Messages For Today
There are three messages that we can consider from this section of our study of Ruth. First, God blesses the upright. Our two main characters in this account have been described as worthy people in terms of their character. Ruth is described as a worthy woman (3:11). Boaz was described as a worthy man (2:1). Friends, we need to be people of integrity. We need to be people of honor. We need to be people of honesty. We need to be people that are upright. We must look different than the world. To be the salt of the earth and the light of the world requires us to be live a different life. We need to be sexually pure. We need to be upright in our words. We need to show integrity in our manner of life. We must desires to be instruments of God’s grace and mercy to the world. This means we will look to be reflecting the holiness and honor of God to the people around us.
Second, believing in the providence of God does not lead us to fatalism or passivity. Rather, we are actively looking for God’s blessings in our lives. Having faith in God to operate in our lives does not mean we sit back and do nothing. Naomi does not sit back and hope for God to do something for her and Ruth. Instead, she does what she believes that God wants her to do, trusting that God will bless her efforts. This is an important concept for us to consider.

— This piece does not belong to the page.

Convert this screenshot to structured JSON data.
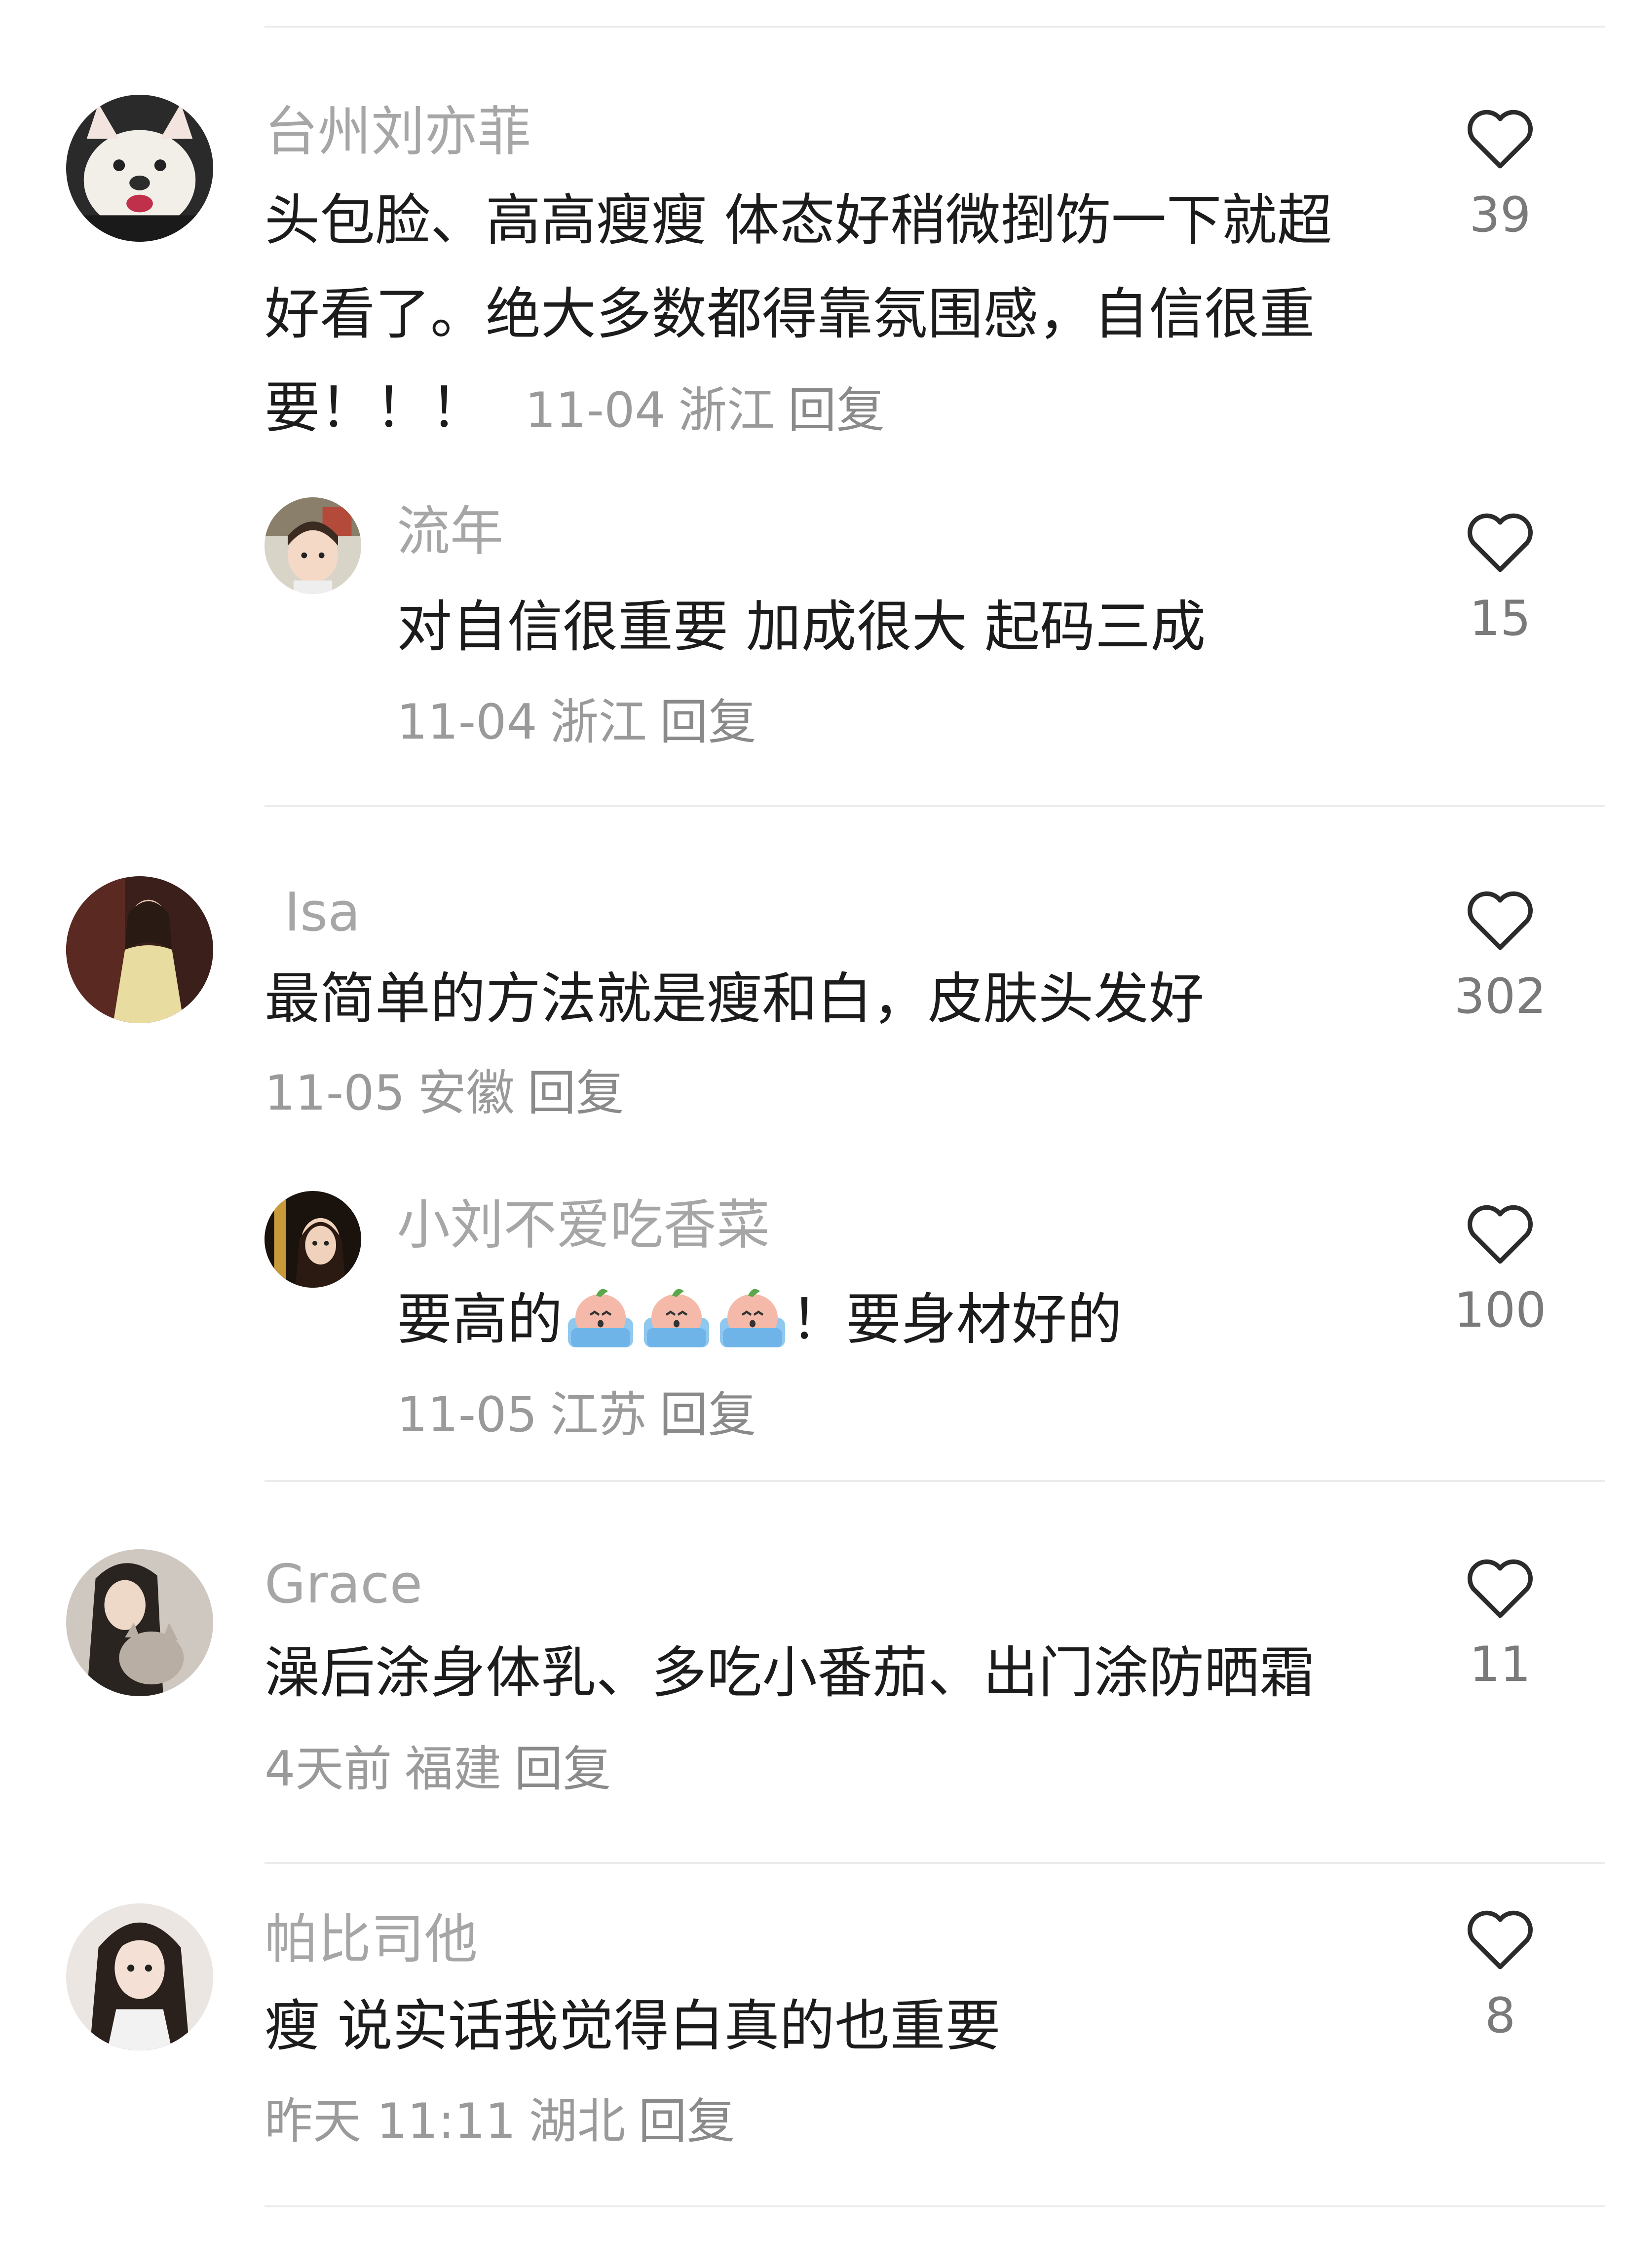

I have heard of Christian leaders saying that if we have faith in God, then we should do nothing and watch for God to act. But we never see this idea in the scriptures. God does not say do nothing. Rather, God says to act in faith. Believe that God is with you and will help you. In the same way, I have heard Christian leaders say that we can make bad decisions as a church with the faith that God will keep us from disaster. But this is putting our God to the test in a bad way. We do not willfully choose to make bad decisions with the belief that God will keep us from our mistakes. We never see God doing this in the scriptures either. God tells us to walk in wisdom (Colossians 4:5). The Proverbs teach us to apply the fear of God to our decisions so that we will make righteous, godly decisions. We look for God to bless but this does not mean we are to be inactive but act in faith.
Finally, and closely tied to the last point, we must ask ourselves what is the basis for our life decisions? Do we walk by faith or do we walk by sight? I want you to see how this chapter ends. This chapter does not end with great clarity about what God is doing. Ruth does not know if Boaz can become the family redeemer. Naomi does not know if she is going to be provided for either. Putting our faith in God does not mean we can see what the outcome will be. Sometimes we think we should receive immediate answers to our life because we are trusting in God. But faith in God does not mean we know what the outcome will be. Rather, faith in God gives us hope and confidence during our dark days. Serve the Lord, walk by faith, and look for the blessings of God.